Yesterday I spent my work day attending training on Risk Assessment. It was an optional course and rather more health and safety focused than I would have chosen. I went along because I teach a first year module on risk issues, and I hoped to get some ideas for giving students more of a general introduction to risk. The course, run by a guy from RoSPA, did differentiate usefully between a hazard (something with the potential to cause harm) and a risk (the likelihood of that potential being realised). The trouble for my students is that risk from human beings is more difficult to calculate than risk from trailing wires or poorly assembled scaffolding.
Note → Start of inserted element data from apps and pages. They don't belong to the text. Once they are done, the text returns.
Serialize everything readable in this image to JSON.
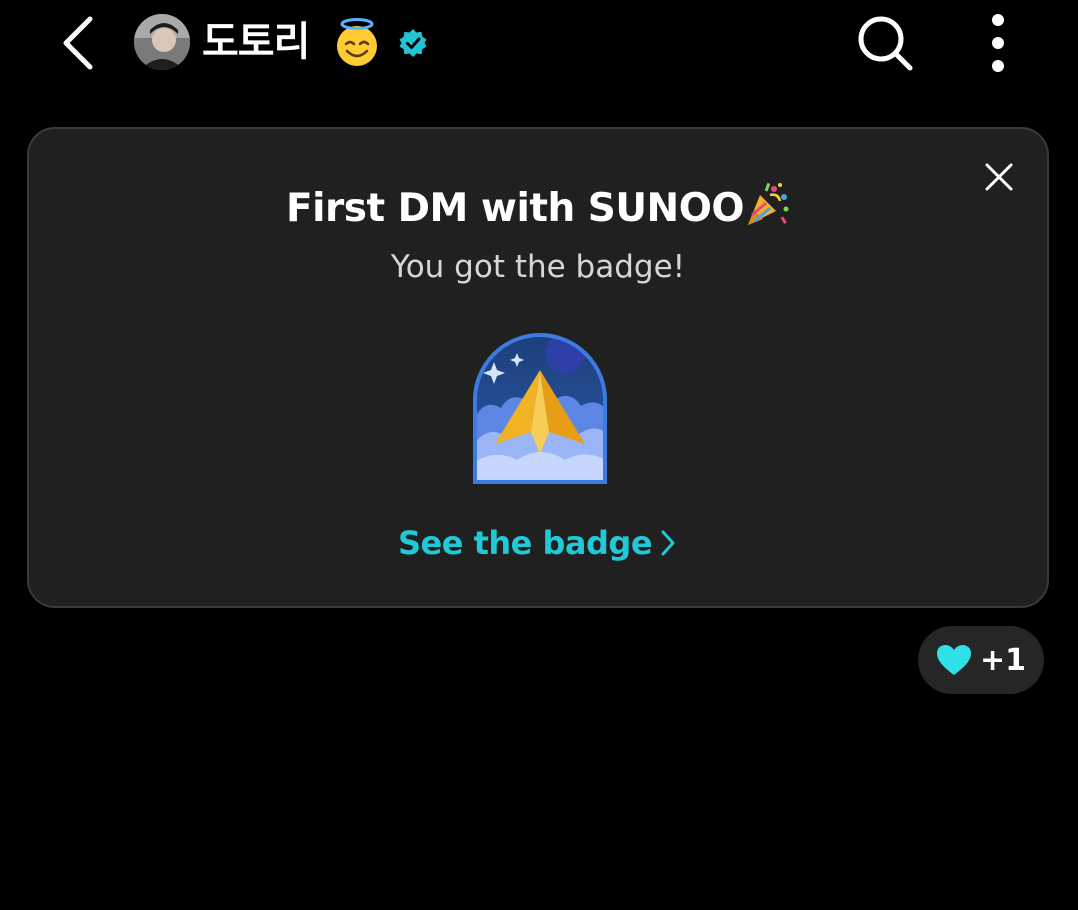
{
  "header": {
    "user_name": "도토리",
    "user_emoji": "halo-smile-emoji",
    "verified_icon": "verified-badge-icon",
    "back_icon": "chevron-left-icon",
    "search_icon": "search-icon",
    "more_icon": "more-vertical-icon"
  },
  "badge_card": {
    "title": "First DM with SUNOO",
    "title_emoji": "party-popper-emoji",
    "subtitle": "You got the badge!",
    "badge_icon": "paper-plane-night-badge",
    "link_label": "See the badge",
    "close_icon": "close-icon"
  },
  "reaction": {
    "icon": "heart-icon",
    "count_label": "+1"
  },
  "colors": {
    "background": "#000000",
    "card": "#202020",
    "accent": "#1fc9d6",
    "verified": "#22c4d4"
  }
}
Another general principle on the course was how risk magnitude is calculated by multiplying the likelihood of harm with the severity of harm. More action is required for a medium severity risk which is highly likely to occur than for a high severity risk which is very unlikely to occur. This is an argument for increased resources to be put towards reducing smoking or road traffic accidents rather than against terrorism. The guy also mentioned how we do risk management, not risk avoidance. Many risks cannot be eliminated (or work to do so would be disproportionate). This is certainly one of the messages we are trying to get across in the course I teach. There will always be risks in child protection work.
We also talk about positive risk taking, and how this is an important area of development for young people. Jo-Wilfried Tsonga took some definite risks during his match against Federer this afternoon, but was rewarded with a place in the Wimbledon semi-final. Producing powerful second serves in tennis is a gamble, but one that paid off well as he won 80% of his second service points. Sports like climbing and rafting can be great to build team working skills and involve manageable risks, so long as the safety measures and supervision are suitable and the course well designed. The course leader yesterday insisted that paragliding is much more hazardous than I’d imagined, which is a shame. I always thought that looked great fun.
Other risks might involve us feeling embarrassed or foolish rather than any physical harm. Performing in public might feel like taking a risk and I am glad so many people have been willing to participate in the open mic events I have hosted. Some of the most entertaining items might have been missed if people hadn’t been prepared to take a risk and put themselves out there. Many opportunities involve the risk of failure, whether it’s applying for a job, taking a driving test or applying for bids or grants. Good preparation will help, but we can often learn as much from our failures as we do from our successes. What’s the worst that can happen?
We also take risks when we put ourselves out there emotionally. In relationships we risk rejection, being let down, being hurt. If we open up to someone, we make ourselves vulnerable; if we never open up to anyone we may be left isolated or unsupported. There are risks in doing nothing. Contemplating a new relationship, how willing am I to take a chance, and how likely is it that someone might be willing to take a chance, take a chuckka chance chance on me? Maybe it feels like a bigger deal than it actually is. At least I don’t have to fill in lots of forms…